Bitcoin and Coinbase experienced significant gains earlier this week as the U.S. government stepped in to prevent a banking crisis from spreading throughout the economy. According to Coinmarketcap, Bitcoin jumped 15.6% in recent days, while Coinbase’s shares popped 10.7%, closing at $59.17.
The news of the banking crisis first broke on Sunday, with the closure of Signature Bank (SBNY) by federal and New York state regulators. The bank, which connected crypto firms to the traditional finance system, held $240 million in Coinbase corporate cash. Coinbase, however, has said that it expects to recover these funds.
In addition to Coinbase, the issuer of the stablecoin USD Coin, Circle Internet Financial, also experienced a rebound. Silicon Valley Bank, which held $3.3 billion in reserves for USD Coin, was protected by the U.S. government, making the $3.3 billion fully available.
Stablecoins, like USD Coin, are often used by traders to get in or out of their positions in more volatile cryptocurrencies. They are also utilized by companies to store their capital and profits. As such, the rebound in USD Coin valuation is critical to Coinbase, accounting for around 80% of its interest income and 23% of total revenue in Q4, according to Mizuho Securities.
While the depositors in Silicon Valley Bank and Signature Bank will be protected, shareholders and certain unsecured debtholders will not be bailed out, according to the U.S. Treasury and FDIC. The collapse of crypto-friendly Silvergate Capital had already been putting pressure on Signature Bank before the crisis at Silicon Valley Bank emerged.

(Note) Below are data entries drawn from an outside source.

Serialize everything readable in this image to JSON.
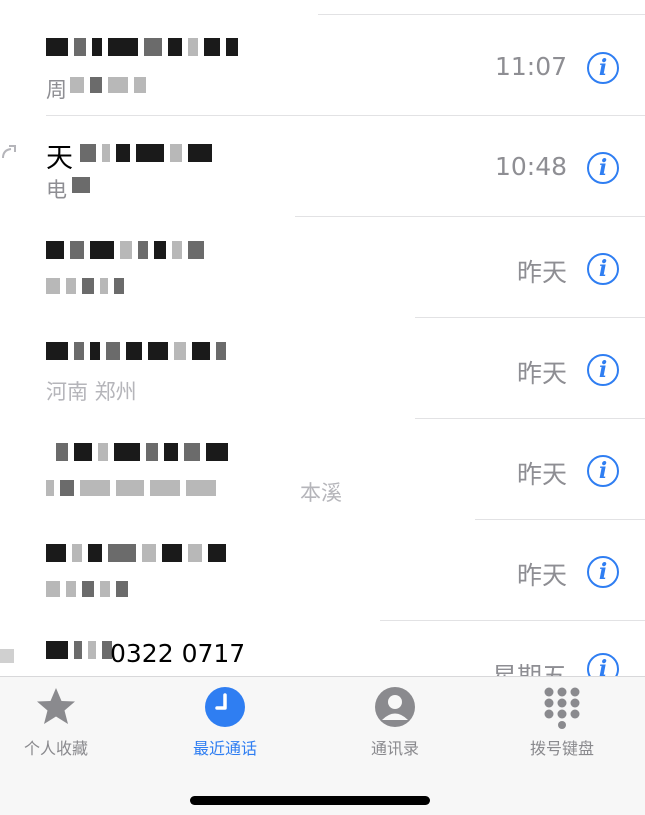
{
  "calls": [
    {
      "name": "",
      "subtitle": "周",
      "time": "11:07",
      "outgoing": false
    },
    {
      "name": "天",
      "subtitle": "电",
      "time": "10:48",
      "outgoing": true
    },
    {
      "name": "",
      "subtitle": "",
      "time": "昨天",
      "outgoing": false
    },
    {
      "name": "",
      "subtitle": "河南 郑州",
      "time": "昨天",
      "outgoing": false
    },
    {
      "name": "",
      "subtitle": "本溪",
      "time": "昨天",
      "outgoing": false
    },
    {
      "name": "",
      "subtitle": "",
      "time": "昨天",
      "outgoing": false
    },
    {
      "name": "0322 0717",
      "subtitle": "",
      "time": "星期五",
      "outgoing": false
    }
  ],
  "info_glyph": "i",
  "tabs": [
    {
      "label": "个人收藏",
      "icon": "star-icon",
      "active": false
    },
    {
      "label": "最近通话",
      "icon": "clock-icon",
      "active": true
    },
    {
      "label": "通讯录",
      "icon": "person-circle-icon",
      "active": false
    },
    {
      "label": "拨号键盘",
      "icon": "keypad-icon",
      "active": false
    }
  ],
  "colors": {
    "accent": "#2f7ef2",
    "secondary_text": "#8e8e93",
    "tabbar_bg": "#f7f7f7"
  }
}
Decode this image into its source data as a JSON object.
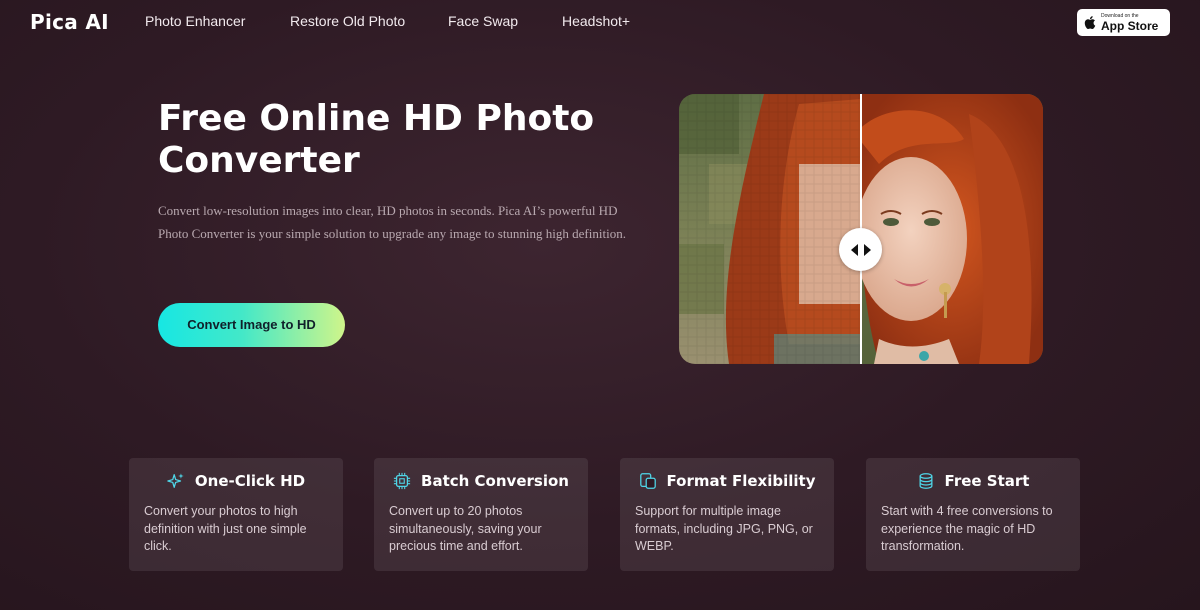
{
  "header": {
    "logo": "Pica AI",
    "nav": [
      "Photo Enhancer",
      "Restore Old Photo",
      "Face Swap",
      "Headshot+"
    ],
    "app_store": {
      "small_label": "Download on the",
      "label": "App Store",
      "icon": "apple-icon"
    }
  },
  "hero": {
    "title": "Free Online HD Photo Converter",
    "description": "Convert low-resolution images into clear, HD photos in seconds. Pica AI’s powerful HD Photo Converter is your simple solution to upgrade any image to stunning high definition.",
    "cta_label": "Convert Image to HD",
    "compare_handle_icon": "compare-arrows-icon"
  },
  "features": [
    {
      "icon": "sparkle-icon",
      "title": "One-Click HD",
      "text": "Convert your photos to high definition with just one simple click."
    },
    {
      "icon": "chip-icon",
      "title": "Batch Conversion",
      "text": "Convert up to 20 photos simultaneously, saving your precious time and effort."
    },
    {
      "icon": "format-icon",
      "title": "Format Flexibility",
      "text": "Support for multiple image formats, including JPG, PNG, or WEBP."
    },
    {
      "icon": "database-icon",
      "title": "Free Start",
      "text": "Start with 4 free conversions to experience the magic of HD transformation."
    }
  ],
  "colors": {
    "background": "#2e1a24",
    "cta_gradient_start": "#17e7e3",
    "cta_gradient_end": "#cff58a",
    "feature_icon": "#4fd6e8"
  }
}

It is worth noting that the information on Coinbase’s revenue and interest income from USD Coin came from Mizuho Securities. Additionally, the article discusses the potential impact of this banking crisis on Bitcoin’s price in the long run, and how traders will continue to rely on stablecoins like USD Coin to navigate the cryptocurrency market.